ABOUT THIS EXERCISE:
Lines from the material below that hold the string "Billing" are what is needed; copy each of them.

RECORD EXCERPTS:
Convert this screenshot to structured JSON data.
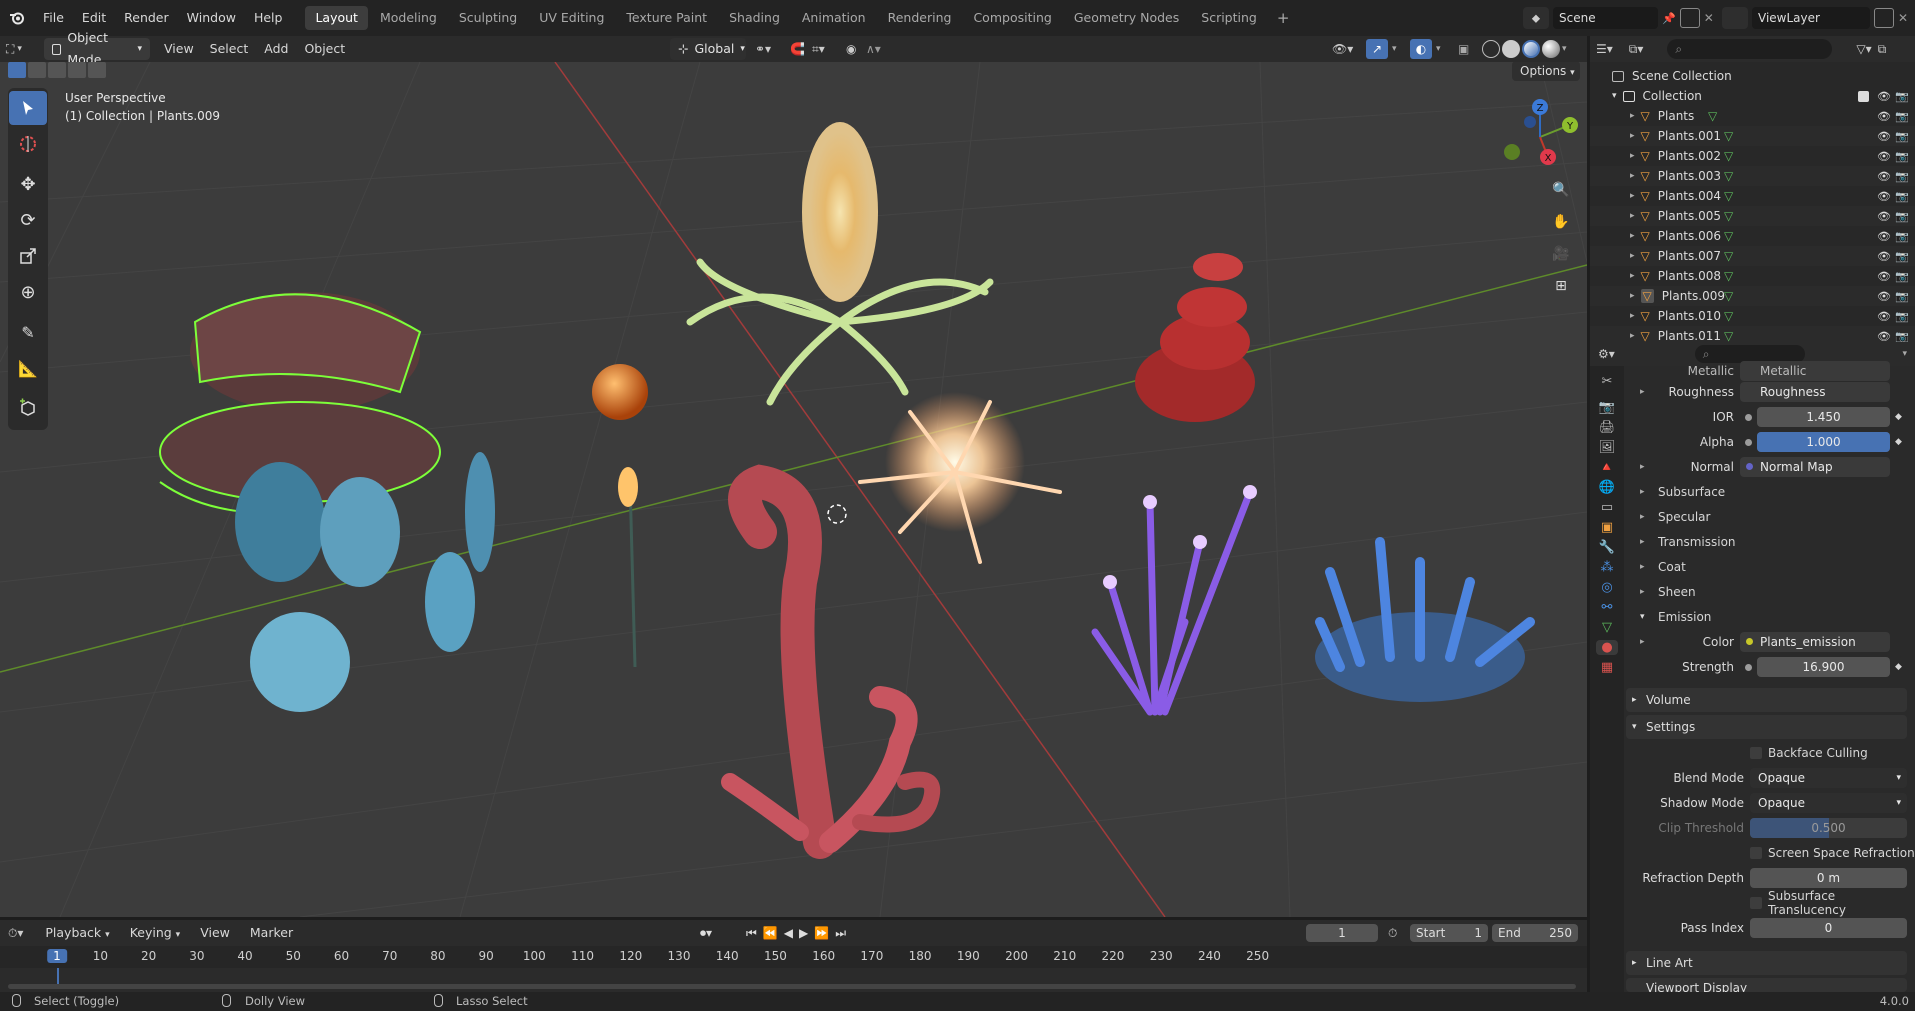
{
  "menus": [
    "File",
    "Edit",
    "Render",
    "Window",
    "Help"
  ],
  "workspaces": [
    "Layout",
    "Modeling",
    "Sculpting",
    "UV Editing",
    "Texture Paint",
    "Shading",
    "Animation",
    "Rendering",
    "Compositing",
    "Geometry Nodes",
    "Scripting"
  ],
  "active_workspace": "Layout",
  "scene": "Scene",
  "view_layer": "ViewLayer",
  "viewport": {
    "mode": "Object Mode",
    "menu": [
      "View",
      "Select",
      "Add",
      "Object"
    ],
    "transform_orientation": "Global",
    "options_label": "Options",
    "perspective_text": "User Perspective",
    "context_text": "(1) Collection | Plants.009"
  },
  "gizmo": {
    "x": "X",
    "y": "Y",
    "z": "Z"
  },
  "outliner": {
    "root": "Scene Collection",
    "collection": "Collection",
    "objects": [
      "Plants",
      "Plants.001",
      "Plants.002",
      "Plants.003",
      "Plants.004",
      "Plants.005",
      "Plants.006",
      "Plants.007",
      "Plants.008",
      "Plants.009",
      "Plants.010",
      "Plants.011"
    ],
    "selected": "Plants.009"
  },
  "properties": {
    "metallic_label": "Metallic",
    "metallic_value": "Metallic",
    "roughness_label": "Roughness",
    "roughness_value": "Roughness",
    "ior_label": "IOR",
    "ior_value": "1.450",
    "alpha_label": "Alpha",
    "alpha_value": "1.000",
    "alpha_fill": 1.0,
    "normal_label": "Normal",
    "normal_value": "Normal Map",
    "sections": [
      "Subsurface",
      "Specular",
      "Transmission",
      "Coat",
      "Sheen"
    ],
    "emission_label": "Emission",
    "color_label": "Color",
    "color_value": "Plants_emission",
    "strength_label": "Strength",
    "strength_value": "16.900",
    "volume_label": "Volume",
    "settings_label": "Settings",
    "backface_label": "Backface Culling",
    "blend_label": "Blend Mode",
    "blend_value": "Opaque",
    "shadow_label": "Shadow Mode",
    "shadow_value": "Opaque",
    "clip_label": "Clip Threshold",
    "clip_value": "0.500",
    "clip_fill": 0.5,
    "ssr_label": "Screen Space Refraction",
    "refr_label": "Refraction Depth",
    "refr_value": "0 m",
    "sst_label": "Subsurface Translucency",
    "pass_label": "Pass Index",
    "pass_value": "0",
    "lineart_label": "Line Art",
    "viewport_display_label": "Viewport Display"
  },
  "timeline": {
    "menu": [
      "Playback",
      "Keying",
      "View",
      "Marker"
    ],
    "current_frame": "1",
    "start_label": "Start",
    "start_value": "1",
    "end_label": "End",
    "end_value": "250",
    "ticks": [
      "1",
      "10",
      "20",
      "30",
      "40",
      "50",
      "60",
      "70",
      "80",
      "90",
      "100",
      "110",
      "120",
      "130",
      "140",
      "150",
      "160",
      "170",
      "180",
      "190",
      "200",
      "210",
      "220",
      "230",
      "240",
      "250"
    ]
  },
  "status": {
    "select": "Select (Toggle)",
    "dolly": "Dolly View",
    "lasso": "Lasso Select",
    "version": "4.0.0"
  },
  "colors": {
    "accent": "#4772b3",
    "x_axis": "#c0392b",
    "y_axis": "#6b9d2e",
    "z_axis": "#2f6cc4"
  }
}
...
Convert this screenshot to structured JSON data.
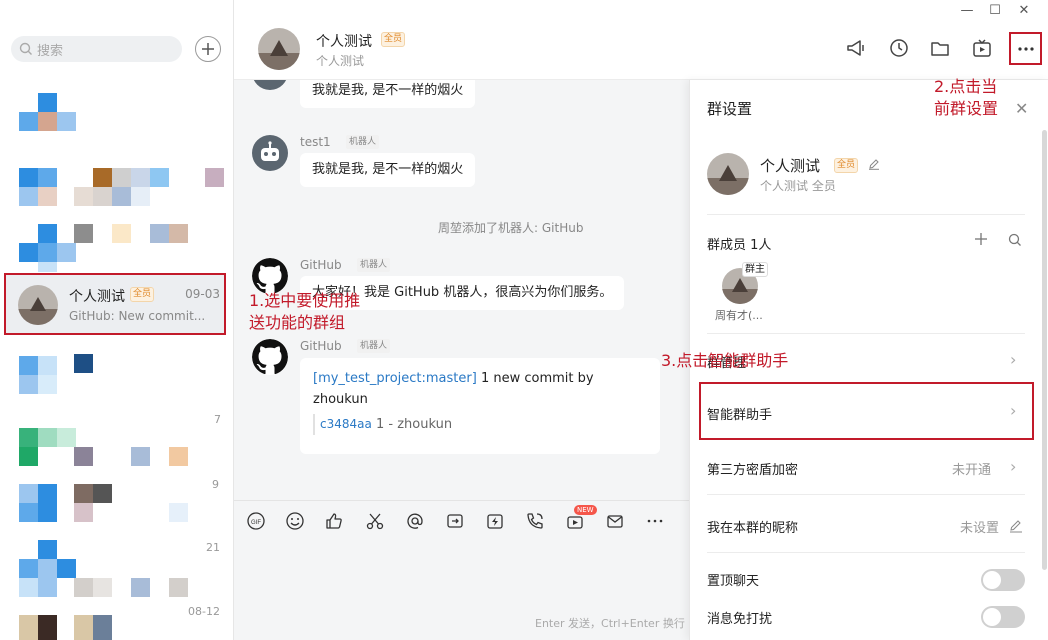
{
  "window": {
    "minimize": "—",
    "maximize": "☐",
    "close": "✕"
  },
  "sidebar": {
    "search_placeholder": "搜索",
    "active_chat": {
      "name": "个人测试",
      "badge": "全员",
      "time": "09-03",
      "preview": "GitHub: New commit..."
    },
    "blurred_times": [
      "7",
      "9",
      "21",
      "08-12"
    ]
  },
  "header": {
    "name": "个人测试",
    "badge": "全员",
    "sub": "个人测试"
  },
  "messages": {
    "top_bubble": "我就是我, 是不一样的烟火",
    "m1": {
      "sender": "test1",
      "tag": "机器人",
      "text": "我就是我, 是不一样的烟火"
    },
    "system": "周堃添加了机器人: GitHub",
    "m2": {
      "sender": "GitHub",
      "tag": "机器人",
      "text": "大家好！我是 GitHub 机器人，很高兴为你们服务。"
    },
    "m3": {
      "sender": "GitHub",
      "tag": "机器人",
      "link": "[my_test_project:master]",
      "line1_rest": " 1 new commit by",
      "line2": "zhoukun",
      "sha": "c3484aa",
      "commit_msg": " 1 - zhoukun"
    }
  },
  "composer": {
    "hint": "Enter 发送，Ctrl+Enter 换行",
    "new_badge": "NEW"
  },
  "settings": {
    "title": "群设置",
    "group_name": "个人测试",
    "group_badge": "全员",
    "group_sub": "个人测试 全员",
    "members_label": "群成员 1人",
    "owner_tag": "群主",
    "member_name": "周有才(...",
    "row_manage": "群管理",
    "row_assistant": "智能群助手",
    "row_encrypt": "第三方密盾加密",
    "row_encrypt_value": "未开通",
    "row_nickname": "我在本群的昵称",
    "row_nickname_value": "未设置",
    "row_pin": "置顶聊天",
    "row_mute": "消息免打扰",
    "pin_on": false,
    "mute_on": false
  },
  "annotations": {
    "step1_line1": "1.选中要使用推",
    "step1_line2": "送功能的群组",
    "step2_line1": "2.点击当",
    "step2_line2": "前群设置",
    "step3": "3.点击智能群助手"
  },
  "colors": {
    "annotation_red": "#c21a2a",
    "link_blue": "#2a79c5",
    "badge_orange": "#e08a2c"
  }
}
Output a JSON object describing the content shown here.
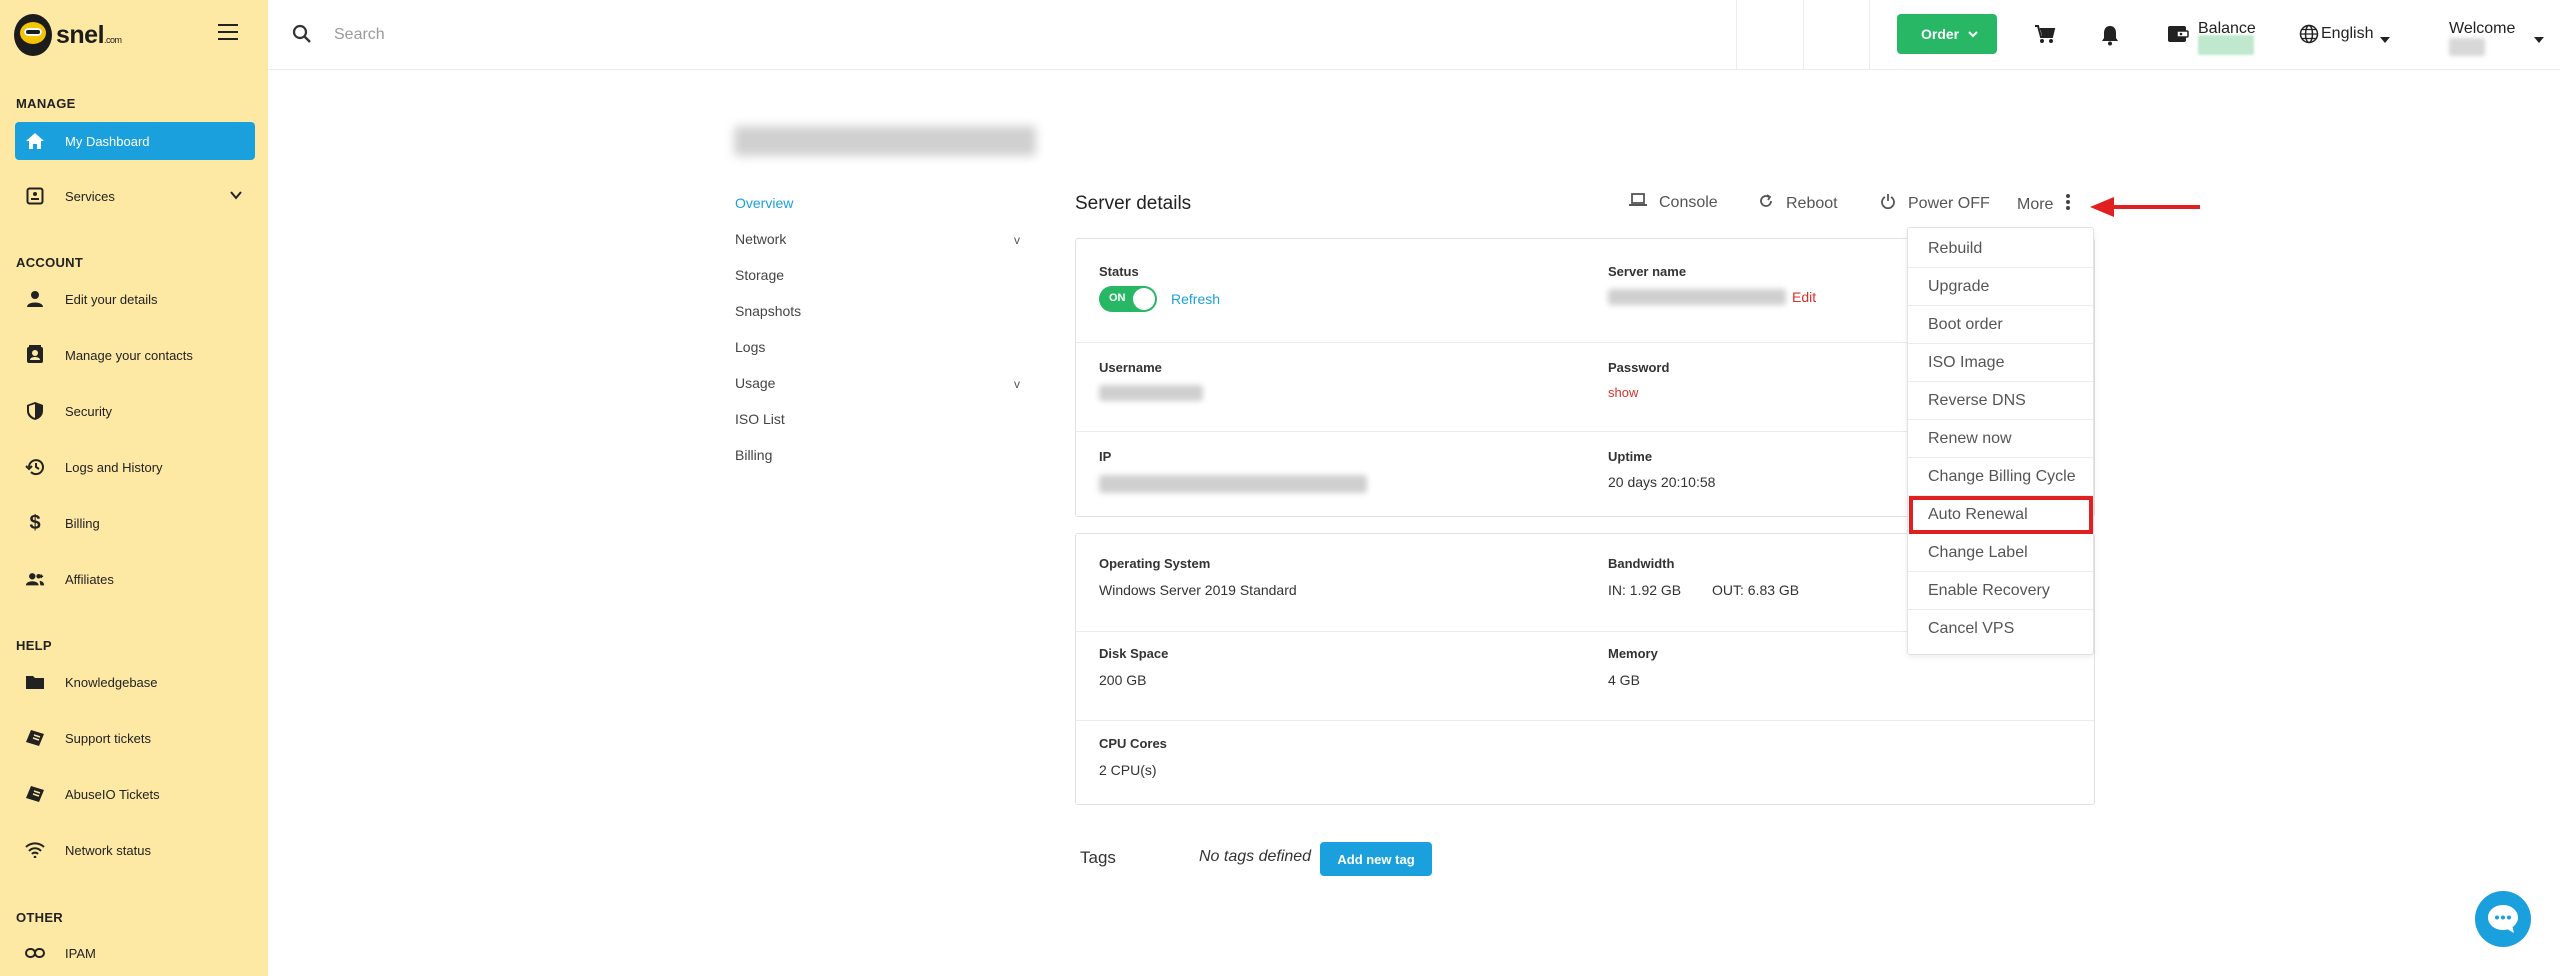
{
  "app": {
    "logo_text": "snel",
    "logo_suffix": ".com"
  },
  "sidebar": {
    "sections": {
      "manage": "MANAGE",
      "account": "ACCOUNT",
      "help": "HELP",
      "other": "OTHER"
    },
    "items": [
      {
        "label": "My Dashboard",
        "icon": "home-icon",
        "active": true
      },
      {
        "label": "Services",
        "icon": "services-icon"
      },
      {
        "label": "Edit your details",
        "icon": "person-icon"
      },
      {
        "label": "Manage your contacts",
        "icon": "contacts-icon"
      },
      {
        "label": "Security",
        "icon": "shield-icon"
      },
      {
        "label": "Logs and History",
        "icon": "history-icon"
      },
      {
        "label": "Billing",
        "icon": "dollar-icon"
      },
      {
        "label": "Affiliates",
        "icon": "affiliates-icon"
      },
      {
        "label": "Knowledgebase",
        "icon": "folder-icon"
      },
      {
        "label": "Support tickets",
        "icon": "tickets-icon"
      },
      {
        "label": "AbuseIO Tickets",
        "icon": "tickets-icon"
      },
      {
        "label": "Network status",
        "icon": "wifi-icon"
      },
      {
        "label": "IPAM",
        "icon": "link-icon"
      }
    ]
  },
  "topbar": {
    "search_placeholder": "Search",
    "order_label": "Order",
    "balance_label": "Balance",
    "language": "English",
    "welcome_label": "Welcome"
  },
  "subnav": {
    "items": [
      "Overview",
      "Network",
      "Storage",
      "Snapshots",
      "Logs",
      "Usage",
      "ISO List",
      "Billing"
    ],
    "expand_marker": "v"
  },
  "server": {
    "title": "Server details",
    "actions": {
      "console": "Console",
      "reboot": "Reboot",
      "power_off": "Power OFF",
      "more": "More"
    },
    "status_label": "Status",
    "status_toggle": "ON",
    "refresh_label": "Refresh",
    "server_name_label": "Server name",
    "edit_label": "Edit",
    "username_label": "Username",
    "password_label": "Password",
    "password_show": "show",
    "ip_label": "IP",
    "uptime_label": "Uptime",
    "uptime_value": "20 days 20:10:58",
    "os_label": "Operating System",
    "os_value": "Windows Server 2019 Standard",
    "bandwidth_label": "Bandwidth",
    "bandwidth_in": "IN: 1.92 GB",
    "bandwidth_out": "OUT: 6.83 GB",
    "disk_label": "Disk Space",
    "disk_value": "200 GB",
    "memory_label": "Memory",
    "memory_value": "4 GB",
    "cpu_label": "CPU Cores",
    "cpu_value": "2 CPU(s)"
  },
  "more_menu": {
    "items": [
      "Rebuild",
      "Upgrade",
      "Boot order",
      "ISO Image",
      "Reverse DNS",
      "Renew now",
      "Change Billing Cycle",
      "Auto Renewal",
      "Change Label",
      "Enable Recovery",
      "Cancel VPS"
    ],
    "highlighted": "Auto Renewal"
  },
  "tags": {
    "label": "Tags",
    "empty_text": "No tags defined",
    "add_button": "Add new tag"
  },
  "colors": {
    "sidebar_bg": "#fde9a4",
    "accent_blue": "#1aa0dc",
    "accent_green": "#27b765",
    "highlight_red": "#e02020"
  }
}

SOLVED PROBLEM:
        "label": "Billing",
      "Billing"
      "Change Billing Cycle",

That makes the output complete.